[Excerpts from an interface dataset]
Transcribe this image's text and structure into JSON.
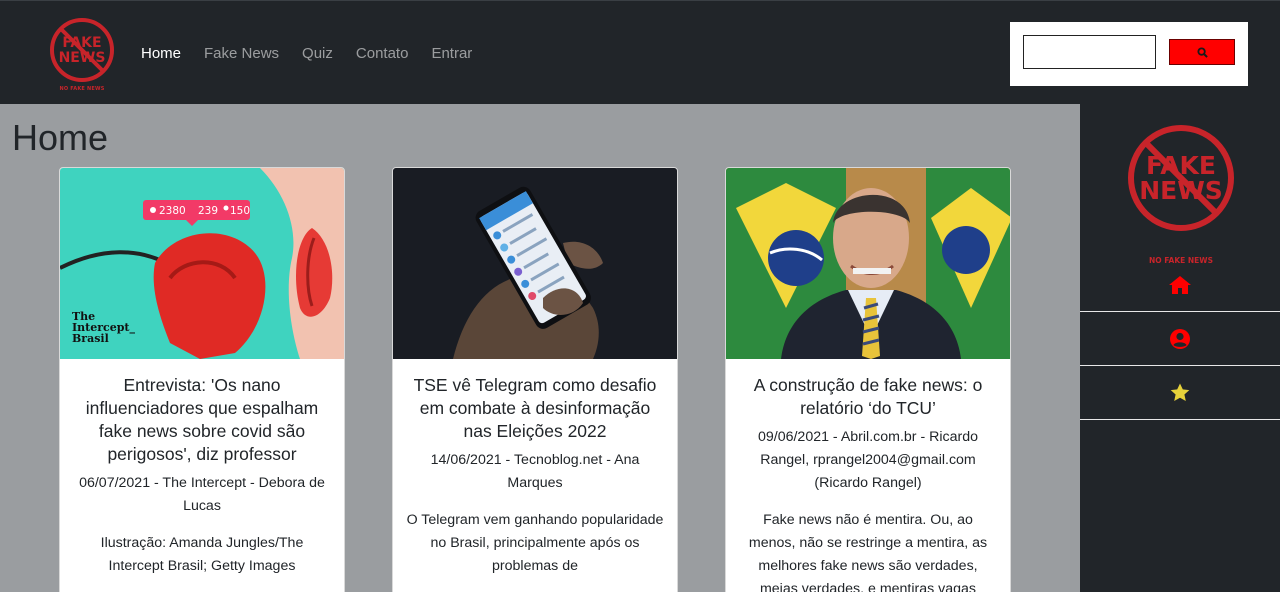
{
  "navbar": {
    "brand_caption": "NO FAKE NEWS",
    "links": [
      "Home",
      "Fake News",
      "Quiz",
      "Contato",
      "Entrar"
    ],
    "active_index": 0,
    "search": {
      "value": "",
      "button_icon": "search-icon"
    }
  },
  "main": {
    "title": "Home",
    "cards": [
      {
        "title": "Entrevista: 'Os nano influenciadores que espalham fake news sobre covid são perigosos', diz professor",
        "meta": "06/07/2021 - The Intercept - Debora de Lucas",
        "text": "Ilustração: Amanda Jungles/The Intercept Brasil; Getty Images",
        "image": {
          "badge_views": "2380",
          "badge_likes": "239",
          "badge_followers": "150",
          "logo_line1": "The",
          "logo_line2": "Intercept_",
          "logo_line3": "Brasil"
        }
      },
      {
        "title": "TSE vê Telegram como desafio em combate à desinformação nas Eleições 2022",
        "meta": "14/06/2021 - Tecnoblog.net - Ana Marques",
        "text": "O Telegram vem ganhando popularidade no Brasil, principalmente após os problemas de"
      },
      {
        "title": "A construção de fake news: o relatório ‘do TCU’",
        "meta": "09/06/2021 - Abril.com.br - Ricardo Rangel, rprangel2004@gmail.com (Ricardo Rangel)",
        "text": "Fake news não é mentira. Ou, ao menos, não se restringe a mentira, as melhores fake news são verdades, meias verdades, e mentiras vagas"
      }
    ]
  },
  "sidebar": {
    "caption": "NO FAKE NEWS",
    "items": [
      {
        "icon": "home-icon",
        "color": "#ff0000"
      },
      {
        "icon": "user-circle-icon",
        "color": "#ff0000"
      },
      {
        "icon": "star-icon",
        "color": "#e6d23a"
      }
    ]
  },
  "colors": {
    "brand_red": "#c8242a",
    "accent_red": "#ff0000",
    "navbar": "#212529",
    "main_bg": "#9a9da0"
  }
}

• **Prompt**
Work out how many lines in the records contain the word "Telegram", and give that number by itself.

• **Answer section**
2